We are all grateful that lives were saved. Some people were unable to save their pets. Many walked through fire to rescue animals. I shudder to think of the wildlife that has been incinerated.
The experts say it will take 30 years to bring the trees back to the same level of growth we had before the fires.
These are the things I want people who live elsewhere to know:
- The fires that swept Israel were arson-terror. It wasn’t negligence. It wasn’t forest fires. It was deliberate arson, intended to damage everything we hold dear: our homes, our wildlife, our land.
- You need to pay attention to this because what begins with us, ends with you.

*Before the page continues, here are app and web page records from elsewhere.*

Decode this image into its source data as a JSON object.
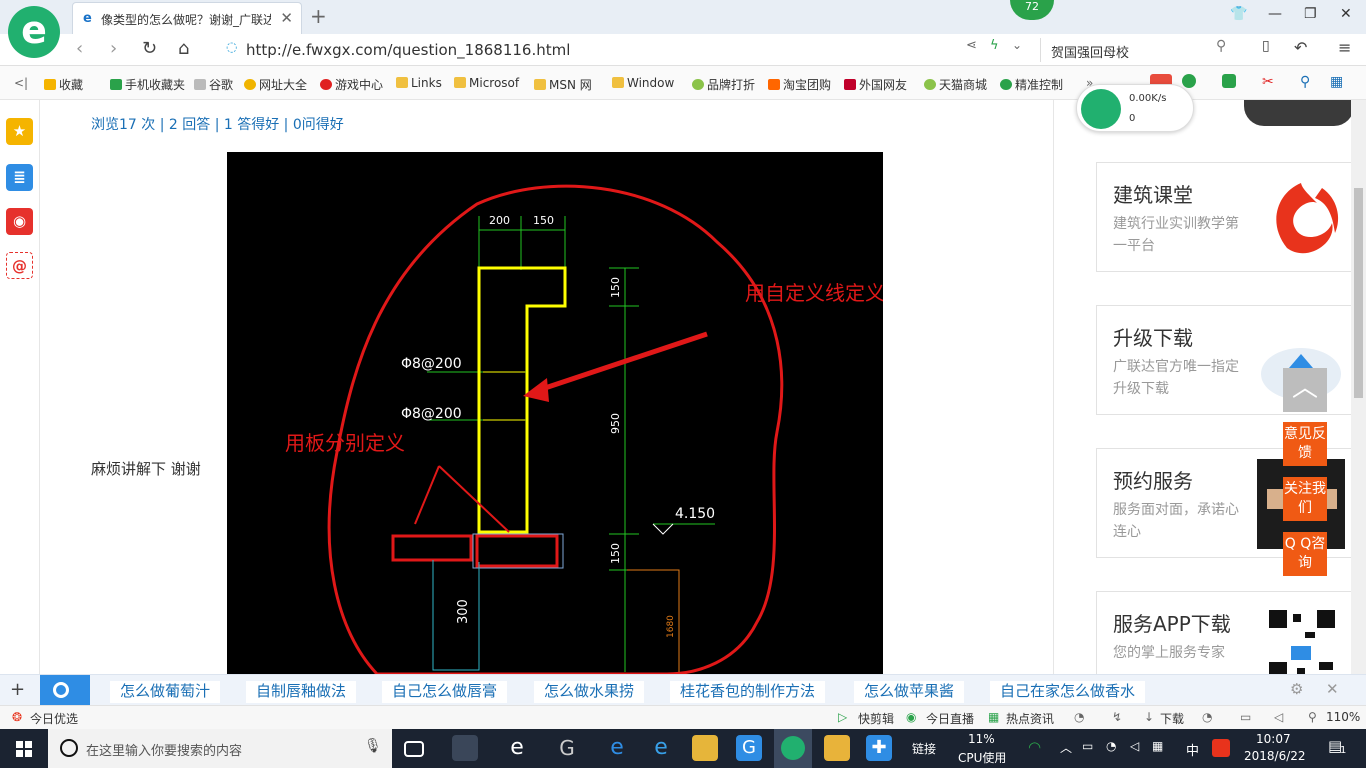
{
  "browser": {
    "tab_title": "像类型的怎么做呢？谢谢_广联达",
    "url": "http://e.fwxgx.com/question_1868116.html",
    "search_text": "贺国强回母校",
    "badge_count": "72"
  },
  "bookmarks": [
    {
      "label": "收藏",
      "color": "#f5b400"
    },
    {
      "label": "手机收藏夹",
      "color": "#2aa24a"
    },
    {
      "label": "谷歌",
      "color": "#bbbbbb"
    },
    {
      "label": "网址大全",
      "color": "#f0b400"
    },
    {
      "label": "游戏中心",
      "color": "#e02020"
    },
    {
      "label": "Links",
      "color": "#f0c040"
    },
    {
      "label": "Microsof",
      "color": "#f0c040"
    },
    {
      "label": "MSN 网",
      "color": "#f0c040"
    },
    {
      "label": "Window",
      "color": "#f0c040"
    },
    {
      "label": "品牌打折",
      "color": "#8bc34a"
    },
    {
      "label": "淘宝团购",
      "color": "#ff6600"
    },
    {
      "label": "外国网友",
      "color": "#c0002a"
    },
    {
      "label": "天猫商城",
      "color": "#8bc34a"
    },
    {
      "label": "精准控制",
      "color": "#2aa24a"
    }
  ],
  "page": {
    "stats": "浏览17 次 | 2 回答 | 1 答得好 | 0问得好",
    "body_text": "麻烦讲解下  谢谢"
  },
  "drawing": {
    "dim_top_1": "200",
    "dim_top_2": "150",
    "dim_right_1": "150",
    "dim_right_2": "950",
    "dim_right_3": "150",
    "rebar_1": "Φ8@200",
    "rebar_2": "Φ8@200",
    "elevation": "4.150",
    "dim_bottom": "300",
    "dim_orange": "1680",
    "label_1": "用自定义线定义",
    "label_2": "用板分别定义"
  },
  "network": {
    "speed": "0.00K/s",
    "count": "0"
  },
  "right_cards": [
    {
      "title": "建筑课堂",
      "desc": "建筑行业实训教学第一平台"
    },
    {
      "title": "升级下载",
      "desc": "广联达官方唯一指定升级下载"
    },
    {
      "title": "预约服务",
      "desc": "服务面对面，承诺心连心"
    },
    {
      "title": "服务APP下载",
      "desc": "您的掌上服务专家"
    }
  ],
  "float_buttons": {
    "feedback": "意见反馈",
    "follow": "关注我们",
    "qq": "Q Q咨询"
  },
  "hot_searches": [
    "怎么做葡萄汁",
    "自制唇釉做法",
    "自己怎么做唇膏",
    "怎么做水果捞",
    "桂花香包的制作方法",
    "怎么做苹果酱",
    "自己在家怎么做香水"
  ],
  "status": {
    "left": "今日优选",
    "items": [
      "快剪辑",
      "今日直播",
      "热点资讯",
      "下载"
    ],
    "zoom": "110%"
  },
  "taskbar": {
    "search_placeholder": "在这里输入你要搜索的内容",
    "link_label": "链接",
    "cpu_percent": "11%",
    "cpu_label": "CPU使用",
    "ime": "中",
    "time": "10:07",
    "date": "2018/6/22",
    "notification_count": "1"
  }
}
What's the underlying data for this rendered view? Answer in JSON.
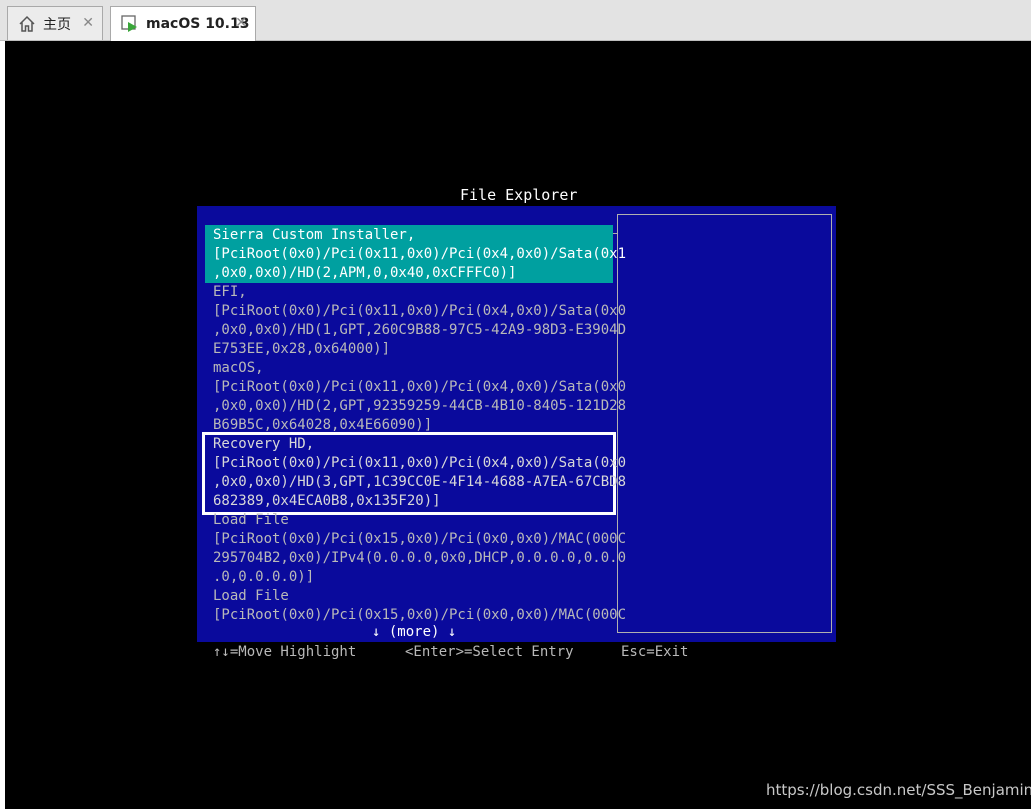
{
  "tabs": [
    {
      "label": "主页",
      "icon": "home-icon"
    },
    {
      "label": "macOS 10.13",
      "icon": "vm-icon"
    }
  ],
  "close_glyph": "✕",
  "file_explorer": {
    "title": "File Explorer",
    "entries": [
      {
        "lines": [
          "Sierra Custom Installer,",
          "[PciRoot(0x0)/Pci(0x11,0x0)/Pci(0x4,0x0)/Sata(0x1",
          ",0x0,0x0)/HD(2,APM,0,0x40,0xCFFFC0)]"
        ],
        "highlighted": true
      },
      {
        "lines": [
          "EFI,",
          "[PciRoot(0x0)/Pci(0x11,0x0)/Pci(0x4,0x0)/Sata(0x0",
          ",0x0,0x0)/HD(1,GPT,260C9B88-97C5-42A9-98D3-E3904D",
          "E753EE,0x28,0x64000)]"
        ]
      },
      {
        "lines": [
          "macOS,",
          "[PciRoot(0x0)/Pci(0x11,0x0)/Pci(0x4,0x0)/Sata(0x0",
          ",0x0,0x0)/HD(2,GPT,92359259-44CB-4B10-8405-121D28",
          "B69B5C,0x64028,0x4E66090)]"
        ]
      },
      {
        "lines": [
          "Recovery HD,",
          "[PciRoot(0x0)/Pci(0x11,0x0)/Pci(0x4,0x0)/Sata(0x0",
          ",0x0,0x0)/HD(3,GPT,1C39CC0E-4F14-4688-A7EA-67CBD8",
          "682389,0x4ECA0B8,0x135F20)]"
        ],
        "selected": true
      },
      {
        "lines": [
          "Load File",
          "[PciRoot(0x0)/Pci(0x15,0x0)/Pci(0x0,0x0)/MAC(000C",
          "295704B2,0x0)/IPv4(0.0.0.0,0x0,DHCP,0.0.0.0,0.0.0",
          ".0,0.0.0.0)]"
        ]
      },
      {
        "lines": [
          "Load File",
          "[PciRoot(0x0)/Pci(0x15,0x0)/Pci(0x0,0x0)/MAC(000C"
        ]
      }
    ],
    "more": "↓ (more) ↓",
    "hints": {
      "move": "↑↓=Move Highlight",
      "select": "<Enter>=Select Entry",
      "exit": "Esc=Exit"
    }
  },
  "watermark": "https://blog.csdn.net/SSS_Benjamin"
}
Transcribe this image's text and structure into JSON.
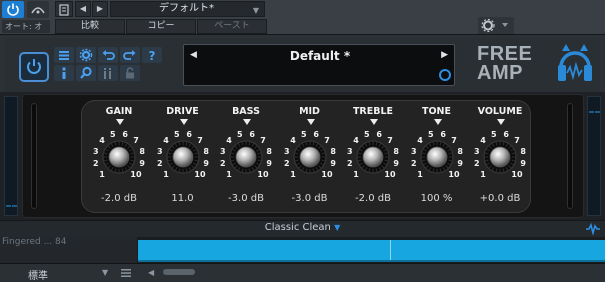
{
  "host": {
    "auto_label": "オート: オフ",
    "preset_name": "デフォルト*",
    "compare_label": "比較",
    "copy_label": "コピー",
    "paste_label": "ペースト"
  },
  "plugin": {
    "preset": "Default *",
    "logo_line1": "FREE",
    "logo_line2": "AMP",
    "mode": "Classic Clean",
    "knobs": [
      {
        "label": "GAIN",
        "value": "-2.0 dB",
        "scale": [
          1,
          2,
          3,
          4,
          5,
          6,
          7,
          8,
          9,
          10
        ]
      },
      {
        "label": "DRIVE",
        "value": "11.0",
        "scale": [
          1,
          2,
          3,
          4,
          5,
          6,
          7,
          8,
          9,
          10
        ]
      },
      {
        "label": "BASS",
        "value": "-3.0 dB",
        "scale": [
          1,
          2,
          3,
          4,
          5,
          6,
          7,
          8,
          9,
          10
        ]
      },
      {
        "label": "MID",
        "value": "-3.0 dB",
        "scale": [
          1,
          2,
          3,
          4,
          5,
          6,
          7,
          8,
          9,
          10
        ]
      },
      {
        "label": "TREBLE",
        "value": "-2.0 dB",
        "scale": [
          1,
          2,
          3,
          4,
          5,
          6,
          7,
          8,
          9,
          10
        ]
      },
      {
        "label": "TONE",
        "value": "100 %",
        "scale": [
          1,
          2,
          3,
          4,
          5,
          6,
          7,
          8,
          9,
          10
        ]
      },
      {
        "label": "VOLUME",
        "value": "+0.0 dB",
        "scale": [
          1,
          2,
          3,
          4,
          5,
          6,
          7,
          8,
          9,
          10
        ]
      }
    ]
  },
  "track": {
    "name": "Fingered ...  84"
  },
  "bottom": {
    "standard_label": "標準"
  },
  "colors": {
    "accent": "#1d7fd4",
    "clip": "#18a6e0"
  }
}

- This event showed, yet again, the true face of Israel – in times of trouble we don’t loot our cities, we help each other. We don’t wait for the authorities to save us or fix things for us. We do it together, with gratitude to be alive. Most of all, although unthinkable hate is directed at us, we don’t respond with hate.
- And finally – we will rebuild. We will rebuild homes and plant new trees. We will make this land even more beautiful than it was before. This is our home and we aren’t going anywhere.
This is what Haifa looks like after the fires, from a drone’s view. It gives you an idea of the damage although it doesn’t show the terrible destruction of homes and nothing conveys the impact of the smell.
Now it is raining, finally. That will help wash our city clean, make the air fresh and pure again.